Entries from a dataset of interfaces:

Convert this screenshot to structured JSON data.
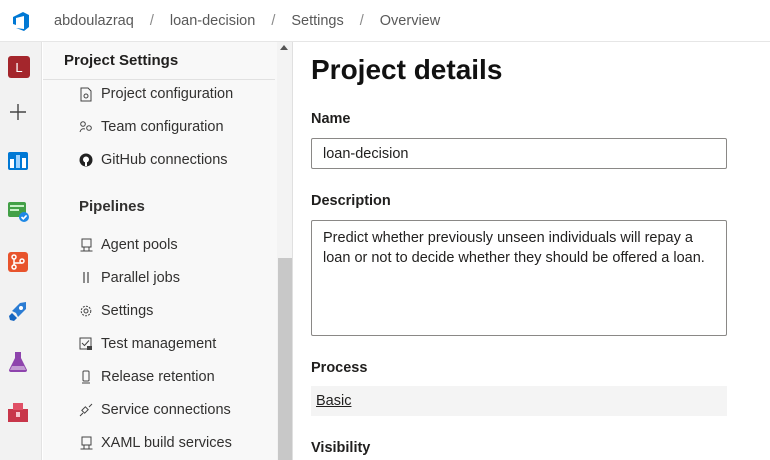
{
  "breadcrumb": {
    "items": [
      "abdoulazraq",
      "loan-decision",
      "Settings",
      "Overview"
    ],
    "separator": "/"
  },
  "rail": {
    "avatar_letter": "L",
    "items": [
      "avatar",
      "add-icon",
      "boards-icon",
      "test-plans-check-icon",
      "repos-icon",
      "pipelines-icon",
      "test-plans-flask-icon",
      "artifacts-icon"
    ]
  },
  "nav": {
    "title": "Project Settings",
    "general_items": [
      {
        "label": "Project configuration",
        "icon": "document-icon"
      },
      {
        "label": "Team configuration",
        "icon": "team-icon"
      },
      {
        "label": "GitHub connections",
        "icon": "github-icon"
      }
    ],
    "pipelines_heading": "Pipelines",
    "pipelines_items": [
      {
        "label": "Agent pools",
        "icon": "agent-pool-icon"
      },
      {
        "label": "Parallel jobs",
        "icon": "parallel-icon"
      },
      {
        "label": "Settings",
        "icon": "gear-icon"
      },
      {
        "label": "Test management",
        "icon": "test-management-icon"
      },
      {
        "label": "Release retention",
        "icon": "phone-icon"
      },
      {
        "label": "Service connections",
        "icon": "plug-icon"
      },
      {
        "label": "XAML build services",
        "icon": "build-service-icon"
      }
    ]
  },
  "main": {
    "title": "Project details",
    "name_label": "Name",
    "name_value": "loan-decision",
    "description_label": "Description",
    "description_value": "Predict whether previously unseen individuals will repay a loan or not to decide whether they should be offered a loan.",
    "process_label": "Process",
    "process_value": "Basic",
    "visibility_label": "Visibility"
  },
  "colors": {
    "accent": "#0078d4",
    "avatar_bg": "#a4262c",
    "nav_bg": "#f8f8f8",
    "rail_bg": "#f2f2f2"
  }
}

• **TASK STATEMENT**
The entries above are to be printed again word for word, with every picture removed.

• **WRITTEN ANSWER**
Convert this screenshot to structured JSON data.
{
  "breadcrumb": {
    "items": [
      "abdoulazraq",
      "loan-decision",
      "Settings",
      "Overview"
    ],
    "separator": "/"
  },
  "rail": {
    "avatar_letter": "L",
    "items": [
      "avatar",
      "add-icon",
      "boards-icon",
      "test-plans-check-icon",
      "repos-icon",
      "pipelines-icon",
      "test-plans-flask-icon",
      "artifacts-icon"
    ]
  },
  "nav": {
    "title": "Project Settings",
    "general_items": [
      {
        "label": "Project configuration",
        "icon": "document-icon"
      },
      {
        "label": "Team configuration",
        "icon": "team-icon"
      },
      {
        "label": "GitHub connections",
        "icon": "github-icon"
      }
    ],
    "pipelines_heading": "Pipelines",
    "pipelines_items": [
      {
        "label": "Agent pools",
        "icon": "agent-pool-icon"
      },
      {
        "label": "Parallel jobs",
        "icon": "parallel-icon"
      },
      {
        "label": "Settings",
        "icon": "gear-icon"
      },
      {
        "label": "Test management",
        "icon": "test-management-icon"
      },
      {
        "label": "Release retention",
        "icon": "phone-icon"
      },
      {
        "label": "Service connections",
        "icon": "plug-icon"
      },
      {
        "label": "XAML build services",
        "icon": "build-service-icon"
      }
    ]
  },
  "main": {
    "title": "Project details",
    "name_label": "Name",
    "name_value": "loan-decision",
    "description_label": "Description",
    "description_value": "Predict whether previously unseen individuals will repay a loan or not to decide whether they should be offered a loan.",
    "process_label": "Process",
    "process_value": "Basic",
    "visibility_label": "Visibility"
  },
  "colors": {
    "accent": "#0078d4",
    "avatar_bg": "#a4262c",
    "nav_bg": "#f8f8f8",
    "rail_bg": "#f2f2f2"
  }
}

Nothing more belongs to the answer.